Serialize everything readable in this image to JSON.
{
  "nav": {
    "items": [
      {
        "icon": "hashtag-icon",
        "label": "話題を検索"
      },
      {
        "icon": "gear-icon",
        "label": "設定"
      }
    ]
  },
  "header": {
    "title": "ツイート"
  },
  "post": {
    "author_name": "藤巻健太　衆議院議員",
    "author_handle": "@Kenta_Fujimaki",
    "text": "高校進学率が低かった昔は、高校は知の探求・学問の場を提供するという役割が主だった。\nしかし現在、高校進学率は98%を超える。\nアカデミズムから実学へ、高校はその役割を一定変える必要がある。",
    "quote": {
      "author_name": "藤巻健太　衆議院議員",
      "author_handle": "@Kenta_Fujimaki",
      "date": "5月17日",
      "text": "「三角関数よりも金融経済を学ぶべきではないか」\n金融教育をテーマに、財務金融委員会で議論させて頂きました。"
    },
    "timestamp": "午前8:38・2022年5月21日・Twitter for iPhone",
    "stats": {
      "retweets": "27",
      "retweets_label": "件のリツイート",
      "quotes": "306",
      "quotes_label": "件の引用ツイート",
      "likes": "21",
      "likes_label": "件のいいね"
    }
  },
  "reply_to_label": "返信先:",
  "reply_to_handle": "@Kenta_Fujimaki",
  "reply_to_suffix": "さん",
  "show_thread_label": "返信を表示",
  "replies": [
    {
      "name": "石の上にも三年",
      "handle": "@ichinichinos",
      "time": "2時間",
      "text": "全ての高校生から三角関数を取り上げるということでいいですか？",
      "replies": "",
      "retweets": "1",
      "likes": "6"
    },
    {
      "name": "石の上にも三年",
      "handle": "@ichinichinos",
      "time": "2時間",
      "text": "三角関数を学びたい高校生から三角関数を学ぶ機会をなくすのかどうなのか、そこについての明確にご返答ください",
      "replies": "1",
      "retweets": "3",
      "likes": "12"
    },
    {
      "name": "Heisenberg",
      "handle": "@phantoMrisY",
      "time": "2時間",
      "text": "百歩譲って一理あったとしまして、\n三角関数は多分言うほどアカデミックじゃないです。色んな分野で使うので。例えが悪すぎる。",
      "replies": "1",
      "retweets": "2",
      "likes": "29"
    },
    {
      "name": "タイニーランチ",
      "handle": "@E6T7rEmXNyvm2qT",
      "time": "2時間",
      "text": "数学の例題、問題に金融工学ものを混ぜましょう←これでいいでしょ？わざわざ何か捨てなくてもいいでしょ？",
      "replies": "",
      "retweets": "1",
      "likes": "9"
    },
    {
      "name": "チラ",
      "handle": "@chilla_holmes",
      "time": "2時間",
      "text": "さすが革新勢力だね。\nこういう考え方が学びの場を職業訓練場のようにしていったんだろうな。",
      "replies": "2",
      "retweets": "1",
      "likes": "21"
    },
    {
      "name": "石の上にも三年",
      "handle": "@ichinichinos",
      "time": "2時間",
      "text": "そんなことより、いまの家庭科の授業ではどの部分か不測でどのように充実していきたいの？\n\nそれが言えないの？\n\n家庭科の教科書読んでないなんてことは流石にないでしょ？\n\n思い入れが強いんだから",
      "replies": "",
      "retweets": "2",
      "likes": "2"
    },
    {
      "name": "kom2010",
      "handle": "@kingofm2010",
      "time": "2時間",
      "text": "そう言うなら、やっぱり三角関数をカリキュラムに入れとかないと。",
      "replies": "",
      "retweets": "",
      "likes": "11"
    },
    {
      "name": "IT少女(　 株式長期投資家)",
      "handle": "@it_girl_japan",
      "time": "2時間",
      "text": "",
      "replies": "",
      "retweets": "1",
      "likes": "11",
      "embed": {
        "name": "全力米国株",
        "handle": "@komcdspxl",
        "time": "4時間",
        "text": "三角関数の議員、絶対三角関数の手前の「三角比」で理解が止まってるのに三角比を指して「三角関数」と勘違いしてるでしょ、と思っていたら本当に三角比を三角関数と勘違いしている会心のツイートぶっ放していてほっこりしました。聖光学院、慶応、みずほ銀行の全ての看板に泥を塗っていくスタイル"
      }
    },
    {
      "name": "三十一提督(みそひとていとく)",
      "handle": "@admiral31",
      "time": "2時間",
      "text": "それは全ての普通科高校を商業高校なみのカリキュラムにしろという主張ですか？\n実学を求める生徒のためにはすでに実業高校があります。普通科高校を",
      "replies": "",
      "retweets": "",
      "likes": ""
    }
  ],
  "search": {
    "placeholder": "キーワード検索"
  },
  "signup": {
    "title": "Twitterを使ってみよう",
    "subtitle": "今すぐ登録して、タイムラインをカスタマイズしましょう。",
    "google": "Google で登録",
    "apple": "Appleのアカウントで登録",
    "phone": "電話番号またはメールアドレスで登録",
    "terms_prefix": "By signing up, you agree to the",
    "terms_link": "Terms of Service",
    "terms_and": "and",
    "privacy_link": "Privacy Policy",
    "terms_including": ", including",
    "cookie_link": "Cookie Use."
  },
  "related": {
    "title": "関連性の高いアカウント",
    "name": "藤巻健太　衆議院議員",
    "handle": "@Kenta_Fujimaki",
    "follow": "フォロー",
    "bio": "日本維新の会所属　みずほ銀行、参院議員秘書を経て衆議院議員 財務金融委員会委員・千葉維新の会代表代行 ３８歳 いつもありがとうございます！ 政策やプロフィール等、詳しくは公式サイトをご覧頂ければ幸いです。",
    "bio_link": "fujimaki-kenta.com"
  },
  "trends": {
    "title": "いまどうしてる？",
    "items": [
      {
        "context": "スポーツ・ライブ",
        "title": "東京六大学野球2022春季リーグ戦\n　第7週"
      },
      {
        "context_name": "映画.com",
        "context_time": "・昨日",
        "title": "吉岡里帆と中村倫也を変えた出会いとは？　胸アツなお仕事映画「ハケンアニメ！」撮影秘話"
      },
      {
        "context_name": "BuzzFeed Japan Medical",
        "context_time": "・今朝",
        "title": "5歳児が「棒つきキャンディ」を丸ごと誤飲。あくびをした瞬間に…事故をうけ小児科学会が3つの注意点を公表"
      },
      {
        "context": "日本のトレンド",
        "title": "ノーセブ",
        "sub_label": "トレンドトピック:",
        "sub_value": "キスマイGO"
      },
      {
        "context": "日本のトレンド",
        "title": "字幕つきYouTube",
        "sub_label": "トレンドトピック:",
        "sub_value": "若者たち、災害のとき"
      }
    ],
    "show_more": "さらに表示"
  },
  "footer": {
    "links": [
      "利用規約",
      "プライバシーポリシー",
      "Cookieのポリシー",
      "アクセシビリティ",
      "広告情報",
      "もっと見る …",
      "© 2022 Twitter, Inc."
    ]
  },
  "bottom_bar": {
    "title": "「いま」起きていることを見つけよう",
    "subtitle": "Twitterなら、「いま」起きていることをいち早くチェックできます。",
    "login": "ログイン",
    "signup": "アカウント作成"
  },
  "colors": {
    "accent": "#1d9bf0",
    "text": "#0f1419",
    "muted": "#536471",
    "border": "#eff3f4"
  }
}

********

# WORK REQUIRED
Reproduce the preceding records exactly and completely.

# ANSWER SPACE
Serialize everything readable in this image to JSON.
{
  "nav": {
    "items": [
      {
        "icon": "hashtag-icon",
        "label": "話題を検索"
      },
      {
        "icon": "gear-icon",
        "label": "設定"
      }
    ]
  },
  "header": {
    "title": "ツイート"
  },
  "post": {
    "author_name": "藤巻健太　衆議院議員",
    "author_handle": "@Kenta_Fujimaki",
    "text": "高校進学率が低かった昔は、高校は知の探求・学問の場を提供するという役割が主だった。\nしかし現在、高校進学率は98%を超える。\nアカデミズムから実学へ、高校はその役割を一定変える必要がある。",
    "quote": {
      "author_name": "藤巻健太　衆議院議員",
      "author_handle": "@Kenta_Fujimaki",
      "date": "5月17日",
      "text": "「三角関数よりも金融経済を学ぶべきではないか」\n金融教育をテーマに、財務金融委員会で議論させて頂きました。"
    },
    "timestamp": "午前8:38・2022年5月21日・Twitter for iPhone",
    "stats": {
      "retweets": "27",
      "retweets_label": "件のリツイート",
      "quotes": "306",
      "quotes_label": "件の引用ツイート",
      "likes": "21",
      "likes_label": "件のいいね"
    }
  },
  "reply_to_label": "返信先:",
  "reply_to_handle": "@Kenta_Fujimaki",
  "reply_to_suffix": "さん",
  "show_thread_label": "返信を表示",
  "replies": [
    {
      "name": "石の上にも三年",
      "handle": "@ichinichinos",
      "time": "2時間",
      "text": "全ての高校生から三角関数を取り上げるということでいいですか？",
      "replies": "",
      "retweets": "1",
      "likes": "6"
    },
    {
      "name": "石の上にも三年",
      "handle": "@ichinichinos",
      "time": "2時間",
      "text": "三角関数を学びたい高校生から三角関数を学ぶ機会をなくすのかどうなのか、そこについての明確にご返答ください",
      "replies": "1",
      "retweets": "3",
      "likes": "12"
    },
    {
      "name": "Heisenberg",
      "handle": "@phantoMrisY",
      "time": "2時間",
      "text": "百歩譲って一理あったとしまして、\n三角関数は多分言うほどアカデミックじゃないです。色んな分野で使うので。例えが悪すぎる。",
      "replies": "1",
      "retweets": "2",
      "likes": "29"
    },
    {
      "name": "タイニーランチ",
      "handle": "@E6T7rEmXNyvm2qT",
      "time": "2時間",
      "text": "数学の例題、問題に金融工学ものを混ぜましょう←これでいいでしょ？わざわざ何か捨てなくてもいいでしょ？",
      "replies": "",
      "retweets": "1",
      "likes": "9"
    },
    {
      "name": "チラ",
      "handle": "@chilla_holmes",
      "time": "2時間",
      "text": "さすが革新勢力だね。\nこういう考え方が学びの場を職業訓練場のようにしていったんだろうな。",
      "replies": "2",
      "retweets": "1",
      "likes": "21"
    },
    {
      "name": "石の上にも三年",
      "handle": "@ichinichinos",
      "time": "2時間",
      "text": "そんなことより、いまの家庭科の授業ではどの部分か不測でどのように充実していきたいの？\n\nそれが言えないの？\n\n家庭科の教科書読んでないなんてことは流石にないでしょ？\n\n思い入れが強いんだから",
      "replies": "",
      "retweets": "2",
      "likes": "2"
    },
    {
      "name": "kom2010",
      "handle": "@kingofm2010",
      "time": "2時間",
      "text": "そう言うなら、やっぱり三角関数をカリキュラムに入れとかないと。",
      "replies": "",
      "retweets": "",
      "likes": "11"
    },
    {
      "name": "IT少女(　 株式長期投資家)",
      "handle": "@it_girl_japan",
      "time": "2時間",
      "text": "",
      "replies": "",
      "retweets": "1",
      "likes": "11",
      "embed": {
        "name": "全力米国株",
        "handle": "@komcdspxl",
        "time": "4時間",
        "text": "三角関数の議員、絶対三角関数の手前の「三角比」で理解が止まってるのに三角比を指して「三角関数」と勘違いしてるでしょ、と思っていたら本当に三角比を三角関数と勘違いしている会心のツイートぶっ放していてほっこりしました。聖光学院、慶応、みずほ銀行の全ての看板に泥を塗っていくスタイル"
      }
    },
    {
      "name": "三十一提督(みそひとていとく)",
      "handle": "@admiral31",
      "time": "2時間",
      "text": "それは全ての普通科高校を商業高校なみのカリキュラムにしろという主張ですか？\n実学を求める生徒のためにはすでに実業高校があります。普通科高校を",
      "replies": "",
      "retweets": "",
      "likes": ""
    }
  ],
  "search": {
    "placeholder": "キーワード検索"
  },
  "signup": {
    "title": "Twitterを使ってみよう",
    "subtitle": "今すぐ登録して、タイムラインをカスタマイズしましょう。",
    "google": "Google で登録",
    "apple": "Appleのアカウントで登録",
    "phone": "電話番号またはメールアドレスで登録",
    "terms_prefix": "By signing up, you agree to the",
    "terms_link": "Terms of Service",
    "terms_and": "and",
    "privacy_link": "Privacy Policy",
    "terms_including": ", including",
    "cookie_link": "Cookie Use."
  },
  "related": {
    "title": "関連性の高いアカウント",
    "name": "藤巻健太　衆議院議員",
    "handle": "@Kenta_Fujimaki",
    "follow": "フォロー",
    "bio": "日本維新の会所属　みずほ銀行、参院議員秘書を経て衆議院議員 財務金融委員会委員・千葉維新の会代表代行 ３８歳 いつもありがとうございます！ 政策やプロフィール等、詳しくは公式サイトをご覧頂ければ幸いです。",
    "bio_link": "fujimaki-kenta.com"
  },
  "trends": {
    "title": "いまどうしてる？",
    "items": [
      {
        "context": "スポーツ・ライブ",
        "title": "東京六大学野球2022春季リーグ戦\n　第7週"
      },
      {
        "context_name": "映画.com",
        "context_time": "・昨日",
        "title": "吉岡里帆と中村倫也を変えた出会いとは？　胸アツなお仕事映画「ハケンアニメ！」撮影秘話"
      },
      {
        "context_name": "BuzzFeed Japan Medical",
        "context_time": "・今朝",
        "title": "5歳児が「棒つきキャンディ」を丸ごと誤飲。あくびをした瞬間に…事故をうけ小児科学会が3つの注意点を公表"
      },
      {
        "context": "日本のトレンド",
        "title": "ノーセブ",
        "sub_label": "トレンドトピック:",
        "sub_value": "キスマイGO"
      },
      {
        "context": "日本のトレンド",
        "title": "字幕つきYouTube",
        "sub_label": "トレンドトピック:",
        "sub_value": "若者たち、災害のとき"
      }
    ],
    "show_more": "さらに表示"
  },
  "footer": {
    "links": [
      "利用規約",
      "プライバシーポリシー",
      "Cookieのポリシー",
      "アクセシビリティ",
      "広告情報",
      "もっと見る …",
      "© 2022 Twitter, Inc."
    ]
  },
  "bottom_bar": {
    "title": "「いま」起きていることを見つけよう",
    "subtitle": "Twitterなら、「いま」起きていることをいち早くチェックできます。",
    "login": "ログイン",
    "signup": "アカウント作成"
  },
  "colors": {
    "accent": "#1d9bf0",
    "text": "#0f1419",
    "muted": "#536471",
    "border": "#eff3f4"
  }
}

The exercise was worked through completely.